Exercise instructions: Repeat the data exactly, every last line of it.

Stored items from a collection
+--

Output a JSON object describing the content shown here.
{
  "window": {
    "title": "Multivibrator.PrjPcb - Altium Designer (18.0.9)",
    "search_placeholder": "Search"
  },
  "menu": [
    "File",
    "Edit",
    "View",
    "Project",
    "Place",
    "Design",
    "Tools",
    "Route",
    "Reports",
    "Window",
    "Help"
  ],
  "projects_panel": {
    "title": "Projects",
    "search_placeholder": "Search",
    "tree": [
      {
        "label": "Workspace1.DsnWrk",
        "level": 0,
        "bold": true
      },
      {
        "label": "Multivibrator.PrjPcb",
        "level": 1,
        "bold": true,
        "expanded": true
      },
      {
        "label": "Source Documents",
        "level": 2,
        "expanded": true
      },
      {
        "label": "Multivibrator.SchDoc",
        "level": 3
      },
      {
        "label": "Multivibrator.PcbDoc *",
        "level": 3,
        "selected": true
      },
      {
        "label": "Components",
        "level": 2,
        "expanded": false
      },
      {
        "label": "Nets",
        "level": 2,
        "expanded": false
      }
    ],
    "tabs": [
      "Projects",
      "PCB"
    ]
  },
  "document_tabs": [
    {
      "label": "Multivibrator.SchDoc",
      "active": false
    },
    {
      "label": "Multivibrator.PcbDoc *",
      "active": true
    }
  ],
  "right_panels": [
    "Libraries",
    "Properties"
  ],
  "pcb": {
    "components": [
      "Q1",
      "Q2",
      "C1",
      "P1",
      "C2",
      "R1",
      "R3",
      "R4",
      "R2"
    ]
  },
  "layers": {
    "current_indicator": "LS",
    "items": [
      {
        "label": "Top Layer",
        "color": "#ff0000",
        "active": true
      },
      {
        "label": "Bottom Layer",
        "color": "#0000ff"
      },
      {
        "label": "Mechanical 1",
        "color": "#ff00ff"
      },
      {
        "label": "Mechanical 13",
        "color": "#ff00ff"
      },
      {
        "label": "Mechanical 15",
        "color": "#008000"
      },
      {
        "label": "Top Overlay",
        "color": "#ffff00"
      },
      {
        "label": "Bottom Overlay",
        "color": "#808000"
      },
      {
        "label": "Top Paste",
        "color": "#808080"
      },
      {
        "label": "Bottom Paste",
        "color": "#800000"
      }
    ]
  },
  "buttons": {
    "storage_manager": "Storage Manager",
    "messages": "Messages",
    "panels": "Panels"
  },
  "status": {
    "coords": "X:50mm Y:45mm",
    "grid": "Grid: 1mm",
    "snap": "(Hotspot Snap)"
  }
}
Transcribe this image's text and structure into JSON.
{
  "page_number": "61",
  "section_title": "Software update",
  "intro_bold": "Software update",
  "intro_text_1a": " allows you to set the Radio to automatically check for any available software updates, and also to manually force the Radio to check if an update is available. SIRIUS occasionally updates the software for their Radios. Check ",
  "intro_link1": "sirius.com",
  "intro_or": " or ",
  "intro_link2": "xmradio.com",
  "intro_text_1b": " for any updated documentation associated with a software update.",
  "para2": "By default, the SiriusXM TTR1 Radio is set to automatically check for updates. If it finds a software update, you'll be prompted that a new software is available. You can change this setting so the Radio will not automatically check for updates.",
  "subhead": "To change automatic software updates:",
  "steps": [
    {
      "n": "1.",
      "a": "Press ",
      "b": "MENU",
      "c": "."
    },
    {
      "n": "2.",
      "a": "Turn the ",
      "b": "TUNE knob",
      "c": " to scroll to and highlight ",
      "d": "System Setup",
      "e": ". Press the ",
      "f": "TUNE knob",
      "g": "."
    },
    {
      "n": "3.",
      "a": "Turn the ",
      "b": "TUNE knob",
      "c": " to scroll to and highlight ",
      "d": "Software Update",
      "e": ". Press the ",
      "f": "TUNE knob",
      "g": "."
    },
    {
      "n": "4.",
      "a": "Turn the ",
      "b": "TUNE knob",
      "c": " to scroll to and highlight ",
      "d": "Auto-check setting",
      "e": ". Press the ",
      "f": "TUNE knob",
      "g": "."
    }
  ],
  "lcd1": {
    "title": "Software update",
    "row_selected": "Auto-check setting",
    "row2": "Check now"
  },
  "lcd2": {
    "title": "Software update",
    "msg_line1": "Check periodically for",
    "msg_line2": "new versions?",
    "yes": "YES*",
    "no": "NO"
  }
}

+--

Answer to this problem:
Output a JSON object describing the content shown here.
{
  "window": {
    "title": "Multivibrator.PrjPcb - Altium Designer (18.0.9)",
    "search_placeholder": "Search"
  },
  "menu": [
    "File",
    "Edit",
    "View",
    "Project",
    "Place",
    "Design",
    "Tools",
    "Route",
    "Reports",
    "Window",
    "Help"
  ],
  "projects_panel": {
    "title": "Projects",
    "search_placeholder": "Search",
    "tree": [
      {
        "label": "Workspace1.DsnWrk",
        "level": 0,
        "bold": true
      },
      {
        "label": "Multivibrator.PrjPcb",
        "level": 1,
        "bold": true,
        "expanded": true
      },
      {
        "label": "Source Documents",
        "level": 2,
        "expanded": true
      },
      {
        "label": "Multivibrator.SchDoc",
        "level": 3
      },
      {
        "label": "Multivibrator.PcbDoc *",
        "level": 3,
        "selected": true
      },
      {
        "label": "Components",
        "level": 2,
        "expanded": false
      },
      {
        "label": "Nets",
        "level": 2,
        "expanded": false
      }
    ],
    "tabs": [
      "Projects",
      "PCB"
    ]
  },
  "document_tabs": [
    {
      "label": "Multivibrator.SchDoc",
      "active": false
    },
    {
      "label": "Multivibrator.PcbDoc *",
      "active": true
    }
  ],
  "right_panels": [
    "Libraries",
    "Properties"
  ],
  "pcb": {
    "components": [
      "Q1",
      "Q2",
      "C1",
      "P1",
      "C2",
      "R1",
      "R3",
      "R4",
      "R2"
    ]
  },
  "layers": {
    "current_indicator": "LS",
    "items": [
      {
        "label": "Top Layer",
        "color": "#ff0000",
        "active": true
      },
      {
        "label": "Bottom Layer",
        "color": "#0000ff"
      },
      {
        "label": "Mechanical 1",
        "color": "#ff00ff"
      },
      {
        "label": "Mechanical 13",
        "color": "#ff00ff"
      },
      {
        "label": "Mechanical 15",
        "color": "#008000"
      },
      {
        "label": "Top Overlay",
        "color": "#ffff00"
      },
      {
        "label": "Bottom Overlay",
        "color": "#808000"
      },
      {
        "label": "Top Paste",
        "color": "#808080"
      },
      {
        "label": "Bottom Paste",
        "color": "#800000"
      }
    ]
  },
  "buttons": {
    "storage_manager": "Storage Manager",
    "messages": "Messages",
    "panels": "Panels"
  },
  "status": {
    "coords": "X:50mm Y:45mm",
    "grid": "Grid: 1mm",
    "snap": "(Hotspot Snap)"
  }
}
Transcribe this image's text and structure into JSON.
{
  "page_number": "61",
  "section_title": "Software update",
  "intro_bold": "Software update",
  "intro_text_1a": " allows you to set the Radio to automatically check for any available software updates, and also to manually force the Radio to check if an update is available. SIRIUS occasionally updates the software for their Radios. Check ",
  "intro_link1": "sirius.com",
  "intro_or": " or ",
  "intro_link2": "xmradio.com",
  "intro_text_1b": " for any updated documentation associated with a software update.",
  "para2": "By default, the SiriusXM TTR1 Radio is set to automatically check for updates. If it finds a software update, you'll be prompted that a new software is available. You can change this setting so the Radio will not automatically check for updates.",
  "subhead": "To change automatic software updates:",
  "steps": [
    {
      "n": "1.",
      "a": "Press ",
      "b": "MENU",
      "c": "."
    },
    {
      "n": "2.",
      "a": "Turn the ",
      "b": "TUNE knob",
      "c": " to scroll to and highlight ",
      "d": "System Setup",
      "e": ". Press the ",
      "f": "TUNE knob",
      "g": "."
    },
    {
      "n": "3.",
      "a": "Turn the ",
      "b": "TUNE knob",
      "c": " to scroll to and highlight ",
      "d": "Software Update",
      "e": ". Press the ",
      "f": "TUNE knob",
      "g": "."
    },
    {
      "n": "4.",
      "a": "Turn the ",
      "b": "TUNE knob",
      "c": " to scroll to and highlight ",
      "d": "Auto-check setting",
      "e": ". Press the ",
      "f": "TUNE knob",
      "g": "."
    }
  ],
  "lcd1": {
    "title": "Software update",
    "row_selected": "Auto-check setting",
    "row2": "Check now"
  },
  "lcd2": {
    "title": "Software update",
    "msg_line1": "Check periodically for",
    "msg_line2": "new versions?",
    "yes": "YES*",
    "no": "NO"
  }
}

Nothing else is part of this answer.